When Heaven was prodigal to you,
And you with beauty's glory stor’d, He made you, like himself, for view,
To be beheld, and then ador’d. Why should the gold then fear to see that sun That form'd it pure? why should you live a nun, And hide those rays Heaven gave to you alone ?
* * * * * *
Thyself a holy temple art,
Where Love shall teach us both to pray ; I'll make an altar of my heart,. .
And incense on thy lips will lay. Thy mouth shall be my oracle, and then For beads we'll tell our kisses o’er again, Till they, breath'd from our souls, shall cry, Amen.
Was son of Dr Harman Sheppard, a physician, and is said
by Oldys to have been imprisoned for writing the Mercurius Elencticus. His Six books of Epigrams, Latin and English, The Socratick Session (a dramatic satire on Julius Scaliger), and A Mausolean Monument over his deceased parents, with three Pastorals, were published
in a 12mo, volume, 1651. The same name occurs in the title of “ The Committee Man
curried,” 1647, 4to. a sort of political drama in two parts, more remarkable, we are told, for its plagiarism than its poetry. In 1652 appeared “ Discoveries. Oran Exploration and Explication of some Ænigmatical Verities,” 12mo. by S. Sheppard, in prose, a strange medley; which, the preface informs us, was undertaken in consequence of his friends having been pleased to tar his studies (referring to somewhat he lately divulged) as incompatible with his profession. In all probability, therefore, he was a clergyman, as well as responsible for the above-mentioned productions. What follows, “ He that thinks worse of “ those rhimes, than myself, I scorn him, for he cannot: " he that thinks better is a fool," must be supposed to apply to the drama, not the epigrams, otherwise be very ungratefully leaves his numerous friends in the lurch, whose warm encomiums introduce the volume. Vide
Langbaine and the Biographia Dramatica. The following specimen, not unfavourable to his abilities,
is taken from the collection of 1651.
In memory of our famous Shakespeare.
Echo'd o'er th' Arcadian plains,
E'en Apollo did admire,
Orpheus wonder'd at thy strains.
Plautus sigh’d, Sophocles wept
Tears of anger, for to hear (After they so long had slept)
So bright a genius should appear;
Who wrote his lines with a sun-beam,
More durable than time or fate! Others boldly do blaspheme,
Like those that seem to preach, but prate.

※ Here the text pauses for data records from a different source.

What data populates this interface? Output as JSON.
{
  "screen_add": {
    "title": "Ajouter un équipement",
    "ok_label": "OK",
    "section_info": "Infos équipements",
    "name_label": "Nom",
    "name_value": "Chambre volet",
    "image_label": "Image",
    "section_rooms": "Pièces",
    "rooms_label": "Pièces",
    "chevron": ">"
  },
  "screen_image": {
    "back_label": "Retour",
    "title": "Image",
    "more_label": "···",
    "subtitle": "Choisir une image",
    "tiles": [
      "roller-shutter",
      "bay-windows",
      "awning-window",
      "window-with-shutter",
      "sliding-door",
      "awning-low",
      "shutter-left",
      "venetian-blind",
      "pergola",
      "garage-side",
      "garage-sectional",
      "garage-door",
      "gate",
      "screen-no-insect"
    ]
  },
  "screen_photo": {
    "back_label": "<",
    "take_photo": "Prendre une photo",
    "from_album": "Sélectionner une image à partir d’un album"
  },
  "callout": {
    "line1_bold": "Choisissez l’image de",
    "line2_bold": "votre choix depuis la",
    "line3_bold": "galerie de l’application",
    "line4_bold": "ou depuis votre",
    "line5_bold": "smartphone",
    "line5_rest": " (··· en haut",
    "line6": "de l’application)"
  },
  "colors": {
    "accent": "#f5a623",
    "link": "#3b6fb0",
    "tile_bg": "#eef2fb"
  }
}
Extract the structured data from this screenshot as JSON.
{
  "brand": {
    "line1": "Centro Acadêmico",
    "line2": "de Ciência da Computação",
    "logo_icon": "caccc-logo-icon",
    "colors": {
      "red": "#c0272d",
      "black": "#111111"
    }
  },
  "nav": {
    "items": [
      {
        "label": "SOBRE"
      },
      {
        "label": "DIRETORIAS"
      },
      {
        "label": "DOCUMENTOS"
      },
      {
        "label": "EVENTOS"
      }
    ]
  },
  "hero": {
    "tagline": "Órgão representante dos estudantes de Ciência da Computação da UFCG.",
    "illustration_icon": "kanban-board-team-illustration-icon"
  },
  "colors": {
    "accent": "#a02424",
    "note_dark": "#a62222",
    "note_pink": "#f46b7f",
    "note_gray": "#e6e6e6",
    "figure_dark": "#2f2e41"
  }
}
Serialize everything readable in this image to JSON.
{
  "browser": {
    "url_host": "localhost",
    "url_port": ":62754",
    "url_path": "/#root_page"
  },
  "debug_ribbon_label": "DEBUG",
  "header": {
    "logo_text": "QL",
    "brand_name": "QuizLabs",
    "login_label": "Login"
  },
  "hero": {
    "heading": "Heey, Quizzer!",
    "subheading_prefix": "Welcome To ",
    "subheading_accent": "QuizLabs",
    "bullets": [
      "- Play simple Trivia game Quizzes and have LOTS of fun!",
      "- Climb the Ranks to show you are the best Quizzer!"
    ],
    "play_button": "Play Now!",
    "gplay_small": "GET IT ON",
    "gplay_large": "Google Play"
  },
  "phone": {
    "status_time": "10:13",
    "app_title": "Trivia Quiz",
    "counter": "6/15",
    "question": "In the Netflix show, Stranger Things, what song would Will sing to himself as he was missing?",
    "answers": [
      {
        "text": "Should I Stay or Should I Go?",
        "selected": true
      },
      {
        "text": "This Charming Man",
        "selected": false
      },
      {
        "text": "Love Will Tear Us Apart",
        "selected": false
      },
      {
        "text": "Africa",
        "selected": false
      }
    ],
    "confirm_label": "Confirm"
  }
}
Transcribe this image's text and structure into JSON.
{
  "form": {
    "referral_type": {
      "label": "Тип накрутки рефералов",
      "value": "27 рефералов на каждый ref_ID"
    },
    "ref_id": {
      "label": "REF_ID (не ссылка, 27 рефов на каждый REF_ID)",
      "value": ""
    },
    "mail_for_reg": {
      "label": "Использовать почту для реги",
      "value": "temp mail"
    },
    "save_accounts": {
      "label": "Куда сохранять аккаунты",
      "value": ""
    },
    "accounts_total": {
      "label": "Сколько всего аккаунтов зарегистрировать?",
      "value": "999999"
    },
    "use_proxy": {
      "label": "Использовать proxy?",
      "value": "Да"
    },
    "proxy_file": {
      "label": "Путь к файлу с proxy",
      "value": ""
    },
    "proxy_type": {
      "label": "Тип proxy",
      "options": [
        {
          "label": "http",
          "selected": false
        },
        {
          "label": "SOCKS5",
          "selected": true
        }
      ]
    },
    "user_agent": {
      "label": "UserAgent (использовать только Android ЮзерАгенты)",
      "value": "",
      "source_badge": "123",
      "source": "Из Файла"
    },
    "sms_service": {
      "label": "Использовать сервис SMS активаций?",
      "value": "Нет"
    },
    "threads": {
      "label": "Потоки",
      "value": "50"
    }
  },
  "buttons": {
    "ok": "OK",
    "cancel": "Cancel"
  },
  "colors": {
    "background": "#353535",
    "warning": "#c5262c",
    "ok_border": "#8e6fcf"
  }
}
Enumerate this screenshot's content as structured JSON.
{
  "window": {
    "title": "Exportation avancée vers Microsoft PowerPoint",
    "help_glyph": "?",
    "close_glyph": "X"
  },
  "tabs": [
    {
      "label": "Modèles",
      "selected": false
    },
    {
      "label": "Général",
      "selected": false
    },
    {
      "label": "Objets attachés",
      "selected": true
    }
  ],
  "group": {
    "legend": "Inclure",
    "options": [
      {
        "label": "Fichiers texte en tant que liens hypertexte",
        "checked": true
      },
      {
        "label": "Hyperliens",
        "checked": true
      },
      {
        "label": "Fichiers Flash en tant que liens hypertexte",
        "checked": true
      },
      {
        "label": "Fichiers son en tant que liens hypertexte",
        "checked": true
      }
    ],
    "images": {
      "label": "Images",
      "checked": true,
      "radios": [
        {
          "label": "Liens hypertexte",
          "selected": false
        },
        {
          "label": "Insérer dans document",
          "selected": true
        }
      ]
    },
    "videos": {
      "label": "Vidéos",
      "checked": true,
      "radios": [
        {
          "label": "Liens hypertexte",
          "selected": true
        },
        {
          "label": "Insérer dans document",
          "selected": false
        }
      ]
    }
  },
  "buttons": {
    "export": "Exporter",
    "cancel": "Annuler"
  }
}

Thou wert truly priest elect,
Chosen darling to the Nine, Such a trophy to erect
By thy wit and skill divine,
That, were all their other glories
(Thine excepted) torn away, By thy admirable stories
Their garments ever shall be gay..
Where thy honour'd bones do lie,
(As Statlus once to Maro's urn) Thither every year will I
Slowly tread, and sadly mourn.
Was author of a small volume of “ Poems" printed at Cam
bridge, 1646, and dedicated to " bis truly noble, and wor“thily honoured friend, Thomas Stanley, esq.” Wood tells us he was born in Durham, of genteel parents, 1627. Being kept from the University by the civil war, he studied at home till 1646, when he entered a commoner at St John's College, Cambridge, and, after a year's residence, removed in high credit to Lincoln's Inn. He published in favour of the Commonwealth, and was about 1650 called to the bar, and sometimes pleaded. In 1655 he left London in a bad state of health, and died at Durham 1656, in his 29th year. As to his character for abilities, Phillips says, that “ besides bis juvenile poems, memorable “ only for their airy and youthful wit, he improved after“ wards to a more substantial reputation for what he « wrote as well in verse as prose; but a poem he began, “ of great and general expectation among his friends, had “ he lived to complete it, would doubtless have very “ much advanced and completed his fame.” And Hobbes observes, that“ had not his debauches and intemperance “ diverted him from the more serious studies, he had « made an extraordinary person : for no man had ever “ done so great things at his age.” For a list of his works vide Wood's Athenæ, I. 534, 5.